Archibald James Campbell 1853-1929. Silver gelatin print.

Nature’s Living Tape Recorders May Be Telling Us Secrets
Robert Krulwich

In 1969, Neville Fenton, an Australian park ranger, recorded a lyrebird singing a song that sounded very much like a flute, a flute being played by a human. After much sleuthing, Mr. Fenton discovered that 30 years earlier, a farmer/flute player had lived near the park and played tunes to his pet lyrebird. That lyrebird downloaded the songs, then was allowed to live wild in the park.

Phrases from those flute songs apparently became part of the local lyrebird songbook. A scholar named Norman Robinson figured out that the songs wild lyrebirds were singing in 1969 were modified versions of two popular tunes from the 1930s, “The Keel Row” and “Mosquito’s Dance.”

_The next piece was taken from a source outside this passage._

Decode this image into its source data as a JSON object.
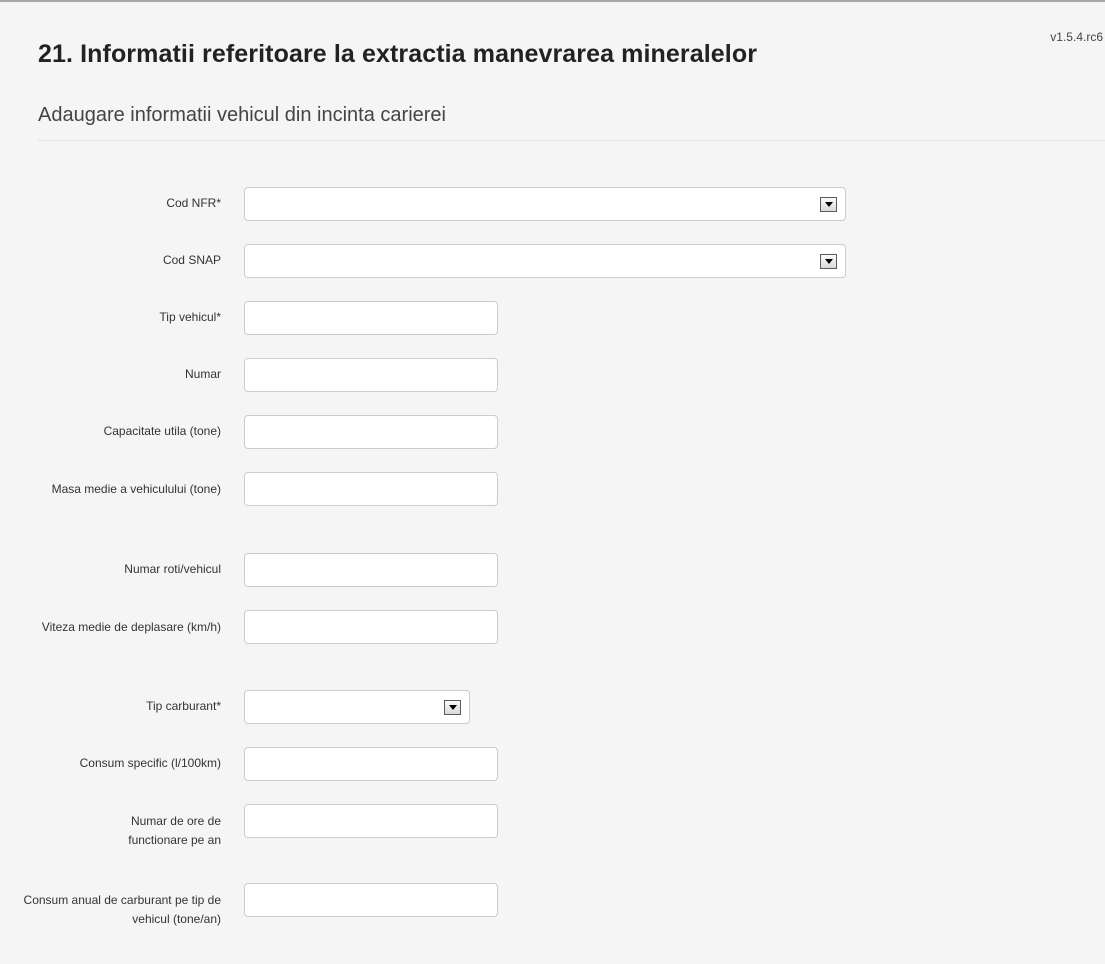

When the BBC’s David Attenborough ran into a lyrebird deep in the Australian woods, the bird not only sang the songs of 20 other forest birds, it also did a perfect imitation of foresters and their chainsaws, who apparently were getting closer. That same bird made the sound of a car alarm.
These birds were, in effect, recording the sounds of their own habitat destruction.

http://www.npr.org/blogs/krulwich/2011/04/26/135694052/natures-living-tape-recorders-may-be-telling-us-secrets?ft=1&f=1007